[What you need to do] Identify and pull out each line of the entries in which "arrow" occurs.

[Extracted material — start]

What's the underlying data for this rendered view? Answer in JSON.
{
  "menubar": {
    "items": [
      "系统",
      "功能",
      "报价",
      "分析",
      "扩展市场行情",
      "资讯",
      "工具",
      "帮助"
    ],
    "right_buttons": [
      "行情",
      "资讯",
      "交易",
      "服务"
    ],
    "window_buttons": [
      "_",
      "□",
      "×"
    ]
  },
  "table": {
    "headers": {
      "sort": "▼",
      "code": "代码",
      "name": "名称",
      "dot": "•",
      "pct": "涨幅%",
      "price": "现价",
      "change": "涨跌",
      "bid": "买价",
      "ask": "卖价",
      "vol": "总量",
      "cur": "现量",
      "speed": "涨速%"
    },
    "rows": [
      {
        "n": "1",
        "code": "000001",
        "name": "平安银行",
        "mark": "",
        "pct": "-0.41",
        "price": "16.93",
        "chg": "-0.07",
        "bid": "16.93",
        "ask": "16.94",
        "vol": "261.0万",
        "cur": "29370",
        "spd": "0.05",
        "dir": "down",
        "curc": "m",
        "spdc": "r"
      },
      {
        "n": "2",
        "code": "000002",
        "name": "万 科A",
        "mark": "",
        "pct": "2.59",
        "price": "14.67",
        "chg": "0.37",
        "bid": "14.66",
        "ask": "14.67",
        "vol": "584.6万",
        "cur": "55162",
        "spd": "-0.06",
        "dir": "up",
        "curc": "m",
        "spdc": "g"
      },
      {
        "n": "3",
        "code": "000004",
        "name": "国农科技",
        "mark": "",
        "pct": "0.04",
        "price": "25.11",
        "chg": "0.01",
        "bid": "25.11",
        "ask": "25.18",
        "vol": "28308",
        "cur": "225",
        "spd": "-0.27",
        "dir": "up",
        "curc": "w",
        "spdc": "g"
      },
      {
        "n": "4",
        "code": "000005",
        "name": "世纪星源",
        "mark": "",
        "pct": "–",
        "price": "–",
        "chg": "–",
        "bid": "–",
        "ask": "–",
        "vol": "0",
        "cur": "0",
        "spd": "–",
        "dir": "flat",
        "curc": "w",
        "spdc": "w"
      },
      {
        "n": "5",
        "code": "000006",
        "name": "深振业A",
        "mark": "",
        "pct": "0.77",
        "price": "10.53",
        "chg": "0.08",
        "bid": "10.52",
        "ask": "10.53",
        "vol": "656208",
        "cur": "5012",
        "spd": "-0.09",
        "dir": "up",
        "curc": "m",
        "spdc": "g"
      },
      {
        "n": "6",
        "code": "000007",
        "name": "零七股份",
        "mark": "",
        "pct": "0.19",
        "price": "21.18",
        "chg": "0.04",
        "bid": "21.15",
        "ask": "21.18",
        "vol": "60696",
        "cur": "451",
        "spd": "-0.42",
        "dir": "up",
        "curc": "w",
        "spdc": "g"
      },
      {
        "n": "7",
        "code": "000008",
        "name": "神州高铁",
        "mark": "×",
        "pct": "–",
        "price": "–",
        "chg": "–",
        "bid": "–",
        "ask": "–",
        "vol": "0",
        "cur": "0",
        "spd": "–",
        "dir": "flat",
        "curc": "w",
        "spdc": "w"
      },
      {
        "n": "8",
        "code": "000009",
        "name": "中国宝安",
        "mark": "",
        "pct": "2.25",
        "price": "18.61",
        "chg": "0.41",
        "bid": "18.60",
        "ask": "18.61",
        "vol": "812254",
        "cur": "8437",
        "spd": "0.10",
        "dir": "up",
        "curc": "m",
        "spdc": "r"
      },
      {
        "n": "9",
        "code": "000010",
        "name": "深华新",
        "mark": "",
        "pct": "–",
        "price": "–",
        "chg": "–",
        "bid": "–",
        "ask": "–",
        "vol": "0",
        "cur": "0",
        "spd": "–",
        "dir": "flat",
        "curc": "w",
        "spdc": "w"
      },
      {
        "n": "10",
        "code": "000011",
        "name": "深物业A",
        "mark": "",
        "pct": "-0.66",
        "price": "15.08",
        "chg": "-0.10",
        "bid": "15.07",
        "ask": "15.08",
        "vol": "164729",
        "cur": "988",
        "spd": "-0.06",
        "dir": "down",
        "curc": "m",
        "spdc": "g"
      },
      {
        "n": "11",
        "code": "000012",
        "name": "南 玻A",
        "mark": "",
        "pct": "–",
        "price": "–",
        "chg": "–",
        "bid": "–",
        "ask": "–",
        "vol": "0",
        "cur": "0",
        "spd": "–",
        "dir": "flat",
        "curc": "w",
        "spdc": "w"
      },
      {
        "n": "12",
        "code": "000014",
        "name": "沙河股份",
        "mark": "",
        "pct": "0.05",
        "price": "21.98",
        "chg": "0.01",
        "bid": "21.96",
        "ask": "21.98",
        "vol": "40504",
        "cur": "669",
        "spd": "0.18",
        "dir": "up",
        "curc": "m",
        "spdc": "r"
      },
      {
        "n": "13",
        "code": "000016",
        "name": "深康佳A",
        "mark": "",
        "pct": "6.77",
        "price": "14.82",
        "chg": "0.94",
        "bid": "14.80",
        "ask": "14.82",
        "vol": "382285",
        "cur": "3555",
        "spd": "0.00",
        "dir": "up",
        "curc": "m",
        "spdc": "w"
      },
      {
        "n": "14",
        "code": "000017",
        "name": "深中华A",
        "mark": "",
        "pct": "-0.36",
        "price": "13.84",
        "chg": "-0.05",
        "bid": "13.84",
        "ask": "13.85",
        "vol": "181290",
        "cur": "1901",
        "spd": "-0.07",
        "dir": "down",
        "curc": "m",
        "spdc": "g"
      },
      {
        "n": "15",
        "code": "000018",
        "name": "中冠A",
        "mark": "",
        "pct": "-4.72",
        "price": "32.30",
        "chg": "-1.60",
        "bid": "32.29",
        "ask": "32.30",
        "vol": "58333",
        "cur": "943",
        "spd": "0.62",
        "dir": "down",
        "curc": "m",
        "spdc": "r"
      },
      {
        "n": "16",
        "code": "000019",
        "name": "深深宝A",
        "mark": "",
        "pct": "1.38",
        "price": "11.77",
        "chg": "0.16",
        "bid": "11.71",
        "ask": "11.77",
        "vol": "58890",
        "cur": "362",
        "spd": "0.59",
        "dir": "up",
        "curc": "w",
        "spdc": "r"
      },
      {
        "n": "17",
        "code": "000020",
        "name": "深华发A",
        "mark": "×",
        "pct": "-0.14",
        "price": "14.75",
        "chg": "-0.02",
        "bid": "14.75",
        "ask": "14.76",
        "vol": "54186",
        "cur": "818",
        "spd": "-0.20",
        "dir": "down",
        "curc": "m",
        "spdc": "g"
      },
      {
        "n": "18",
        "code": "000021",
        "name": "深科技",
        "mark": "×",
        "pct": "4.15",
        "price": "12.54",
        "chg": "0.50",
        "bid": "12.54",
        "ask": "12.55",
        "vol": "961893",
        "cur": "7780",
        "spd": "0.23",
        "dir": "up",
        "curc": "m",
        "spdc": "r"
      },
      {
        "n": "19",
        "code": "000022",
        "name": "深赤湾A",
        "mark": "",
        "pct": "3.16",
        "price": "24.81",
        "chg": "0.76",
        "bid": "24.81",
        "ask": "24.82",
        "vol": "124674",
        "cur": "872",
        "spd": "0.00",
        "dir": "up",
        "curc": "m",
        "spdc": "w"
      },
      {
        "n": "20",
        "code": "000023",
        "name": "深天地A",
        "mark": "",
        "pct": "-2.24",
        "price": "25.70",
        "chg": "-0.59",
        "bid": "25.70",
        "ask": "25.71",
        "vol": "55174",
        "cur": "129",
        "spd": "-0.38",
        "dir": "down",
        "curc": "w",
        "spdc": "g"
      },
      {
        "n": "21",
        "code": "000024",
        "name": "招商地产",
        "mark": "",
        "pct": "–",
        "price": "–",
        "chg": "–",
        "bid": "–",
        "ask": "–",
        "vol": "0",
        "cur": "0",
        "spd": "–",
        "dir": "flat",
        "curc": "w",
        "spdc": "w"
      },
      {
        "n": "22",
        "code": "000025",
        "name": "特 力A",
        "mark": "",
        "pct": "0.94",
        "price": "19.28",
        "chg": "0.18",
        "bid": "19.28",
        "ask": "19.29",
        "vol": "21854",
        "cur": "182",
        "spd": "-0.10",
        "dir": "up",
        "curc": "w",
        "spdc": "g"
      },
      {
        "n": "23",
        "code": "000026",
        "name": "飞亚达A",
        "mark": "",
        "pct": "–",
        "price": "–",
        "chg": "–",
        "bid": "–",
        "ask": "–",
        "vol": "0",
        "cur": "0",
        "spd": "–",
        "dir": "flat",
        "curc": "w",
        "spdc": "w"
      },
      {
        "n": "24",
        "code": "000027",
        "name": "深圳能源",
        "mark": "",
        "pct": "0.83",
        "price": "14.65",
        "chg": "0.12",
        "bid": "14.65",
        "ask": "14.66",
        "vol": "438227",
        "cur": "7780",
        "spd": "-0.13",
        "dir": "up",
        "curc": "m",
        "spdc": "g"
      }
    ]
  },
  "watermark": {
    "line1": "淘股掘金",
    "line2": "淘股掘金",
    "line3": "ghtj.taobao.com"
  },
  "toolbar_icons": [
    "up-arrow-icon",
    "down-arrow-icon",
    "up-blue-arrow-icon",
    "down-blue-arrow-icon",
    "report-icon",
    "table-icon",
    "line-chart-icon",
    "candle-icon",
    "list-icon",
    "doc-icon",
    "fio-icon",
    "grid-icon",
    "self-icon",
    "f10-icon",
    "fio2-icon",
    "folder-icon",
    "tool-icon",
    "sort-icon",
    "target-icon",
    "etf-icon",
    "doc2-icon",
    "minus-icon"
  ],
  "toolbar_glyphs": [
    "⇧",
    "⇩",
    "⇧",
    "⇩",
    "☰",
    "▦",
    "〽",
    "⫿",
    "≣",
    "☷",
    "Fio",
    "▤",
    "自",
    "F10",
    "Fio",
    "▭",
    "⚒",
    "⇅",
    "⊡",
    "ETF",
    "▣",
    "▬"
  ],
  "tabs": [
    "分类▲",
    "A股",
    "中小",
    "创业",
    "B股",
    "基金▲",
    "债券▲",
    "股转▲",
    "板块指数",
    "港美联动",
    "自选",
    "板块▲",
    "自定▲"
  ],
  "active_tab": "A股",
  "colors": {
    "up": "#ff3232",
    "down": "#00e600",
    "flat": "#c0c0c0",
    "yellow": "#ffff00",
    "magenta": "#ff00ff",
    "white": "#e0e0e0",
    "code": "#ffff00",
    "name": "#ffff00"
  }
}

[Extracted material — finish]

[Answer to the problem]
    "up-arrow-icon",
    "down-arrow-icon",
    "up-blue-arrow-icon",
    "down-blue-arrow-icon",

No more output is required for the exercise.